If we humans learned from our mistakes, we’d be geniuses by now.
Learning to ride a bike is easy, and your muscles never let you forget it. So why is figuring life out so hard? Jane McGonigal talked about this in a session I saw once about the difference between games and life, and if I remember correctly, it all comes down to feedback.
When we work on a puzzle, we know when we’ve won and when a piece fits. It’s obvious. When we exercise, we know we’re getting stronger because we can lift more weight or go longer without rest. This isn’t as obvious, but you can still tell you’re making progress over time.
Most of us can learn to win at Monopoly but these very same people can’t stop making the same mistakes in life. I can’t help but ask why. It’s crazy. It has to stop.
We have an open-source model for computers (Linux, etc).
We have an open-source model for fitness (Crossfit).
We need an open-source model for happiness. It seems obvious, doesn’t it?
The Tetrapharmakos is the closest thing I came up with so far. Epicurus came up with it in the 3rd century BC.
- DON’T FEAR GOD
- DON’T WORRY ABOUT DEATH
- WHAT IS GOOD IS EASY TO GET, AND
- WHAT IS TERRIBLE IS EASY TO ENDURE.
Seems simple, right? Let’s start there.
Can you improve on what’s above? Do you have anything to add or append? You don’t have to do it in an elegant way, you just have to contribute a little, and then someone else will contribute below you. Ok?
I’m trying to think of a real way for something like this to be real. I can’t believe it’s not possible. It doesn’t make sense.

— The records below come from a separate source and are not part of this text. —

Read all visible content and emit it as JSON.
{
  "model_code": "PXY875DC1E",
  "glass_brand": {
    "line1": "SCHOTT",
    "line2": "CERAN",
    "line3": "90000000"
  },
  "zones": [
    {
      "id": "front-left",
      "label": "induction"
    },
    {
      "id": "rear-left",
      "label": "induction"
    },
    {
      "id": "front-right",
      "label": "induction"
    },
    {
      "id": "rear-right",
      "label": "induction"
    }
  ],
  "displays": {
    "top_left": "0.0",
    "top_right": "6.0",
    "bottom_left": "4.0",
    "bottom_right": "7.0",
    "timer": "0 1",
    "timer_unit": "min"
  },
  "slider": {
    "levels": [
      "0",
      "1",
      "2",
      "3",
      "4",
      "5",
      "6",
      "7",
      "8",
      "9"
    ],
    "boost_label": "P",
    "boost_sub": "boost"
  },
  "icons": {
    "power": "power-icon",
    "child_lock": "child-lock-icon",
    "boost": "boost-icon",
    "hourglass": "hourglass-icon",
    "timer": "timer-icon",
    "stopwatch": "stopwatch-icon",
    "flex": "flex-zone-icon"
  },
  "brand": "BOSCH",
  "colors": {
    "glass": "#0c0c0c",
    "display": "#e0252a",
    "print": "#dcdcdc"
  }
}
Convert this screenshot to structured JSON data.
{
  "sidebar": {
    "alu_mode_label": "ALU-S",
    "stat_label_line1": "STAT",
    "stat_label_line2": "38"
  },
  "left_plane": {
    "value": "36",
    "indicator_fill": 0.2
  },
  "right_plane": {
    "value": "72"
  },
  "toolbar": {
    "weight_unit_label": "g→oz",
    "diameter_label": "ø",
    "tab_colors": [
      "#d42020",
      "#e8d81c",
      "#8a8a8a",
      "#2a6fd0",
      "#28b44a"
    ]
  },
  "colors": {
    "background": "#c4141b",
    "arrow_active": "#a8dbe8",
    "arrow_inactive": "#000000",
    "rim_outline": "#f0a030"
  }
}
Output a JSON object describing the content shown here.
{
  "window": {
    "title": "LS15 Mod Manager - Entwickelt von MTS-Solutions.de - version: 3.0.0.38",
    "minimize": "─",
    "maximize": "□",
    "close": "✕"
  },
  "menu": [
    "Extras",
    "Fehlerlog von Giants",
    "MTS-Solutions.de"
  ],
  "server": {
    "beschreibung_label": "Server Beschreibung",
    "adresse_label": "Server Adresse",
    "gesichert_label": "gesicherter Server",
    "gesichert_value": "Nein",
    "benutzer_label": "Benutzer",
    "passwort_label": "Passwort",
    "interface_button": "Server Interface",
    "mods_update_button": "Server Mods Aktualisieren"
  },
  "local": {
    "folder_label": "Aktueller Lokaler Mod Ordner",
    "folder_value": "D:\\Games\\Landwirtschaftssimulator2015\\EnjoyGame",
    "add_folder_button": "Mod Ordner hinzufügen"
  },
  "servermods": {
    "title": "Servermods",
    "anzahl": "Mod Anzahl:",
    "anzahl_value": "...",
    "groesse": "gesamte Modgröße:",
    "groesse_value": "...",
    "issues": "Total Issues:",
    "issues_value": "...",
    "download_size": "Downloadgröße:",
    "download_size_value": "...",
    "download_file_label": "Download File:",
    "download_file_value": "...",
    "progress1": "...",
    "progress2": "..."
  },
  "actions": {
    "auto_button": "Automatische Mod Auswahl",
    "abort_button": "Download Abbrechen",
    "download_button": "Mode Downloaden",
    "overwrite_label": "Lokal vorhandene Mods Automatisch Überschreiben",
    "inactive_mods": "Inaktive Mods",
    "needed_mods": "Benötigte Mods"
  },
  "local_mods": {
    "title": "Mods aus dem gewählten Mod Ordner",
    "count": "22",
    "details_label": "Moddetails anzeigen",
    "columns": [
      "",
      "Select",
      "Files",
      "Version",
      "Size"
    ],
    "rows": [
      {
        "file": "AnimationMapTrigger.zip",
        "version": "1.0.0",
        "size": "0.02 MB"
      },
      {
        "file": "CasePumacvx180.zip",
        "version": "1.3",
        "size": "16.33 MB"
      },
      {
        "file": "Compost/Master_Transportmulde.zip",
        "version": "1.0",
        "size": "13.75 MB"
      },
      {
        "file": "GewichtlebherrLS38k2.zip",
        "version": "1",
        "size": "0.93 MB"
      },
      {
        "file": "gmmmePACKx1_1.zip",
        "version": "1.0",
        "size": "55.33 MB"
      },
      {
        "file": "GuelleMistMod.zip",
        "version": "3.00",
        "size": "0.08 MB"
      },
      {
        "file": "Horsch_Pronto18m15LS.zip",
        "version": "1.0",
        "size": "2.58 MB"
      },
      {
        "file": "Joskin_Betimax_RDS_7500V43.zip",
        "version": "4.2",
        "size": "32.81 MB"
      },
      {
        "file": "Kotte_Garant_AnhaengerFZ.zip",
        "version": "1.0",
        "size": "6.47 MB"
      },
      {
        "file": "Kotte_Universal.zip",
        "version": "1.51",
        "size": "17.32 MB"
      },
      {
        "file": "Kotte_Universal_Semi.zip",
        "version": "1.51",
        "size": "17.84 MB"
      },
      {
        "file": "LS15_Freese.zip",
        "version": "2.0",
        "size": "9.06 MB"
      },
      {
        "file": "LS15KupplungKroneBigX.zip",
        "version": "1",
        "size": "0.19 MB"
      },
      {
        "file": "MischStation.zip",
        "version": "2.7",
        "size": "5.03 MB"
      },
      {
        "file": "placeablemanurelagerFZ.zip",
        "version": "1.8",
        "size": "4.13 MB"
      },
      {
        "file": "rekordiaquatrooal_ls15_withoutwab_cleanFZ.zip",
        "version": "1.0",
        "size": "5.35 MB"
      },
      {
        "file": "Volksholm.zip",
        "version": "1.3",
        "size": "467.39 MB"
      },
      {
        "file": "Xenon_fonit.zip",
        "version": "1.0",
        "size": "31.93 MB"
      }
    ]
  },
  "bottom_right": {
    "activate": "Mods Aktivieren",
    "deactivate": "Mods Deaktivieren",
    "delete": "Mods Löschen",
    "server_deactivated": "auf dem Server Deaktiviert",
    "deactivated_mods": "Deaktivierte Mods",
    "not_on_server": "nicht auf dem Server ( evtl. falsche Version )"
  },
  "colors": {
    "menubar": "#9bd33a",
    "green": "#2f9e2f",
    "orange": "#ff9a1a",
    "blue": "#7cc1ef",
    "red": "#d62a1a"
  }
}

We have access to more information, and better collaboration tools, than we ever have in the entire history of mankind. Let’s use them.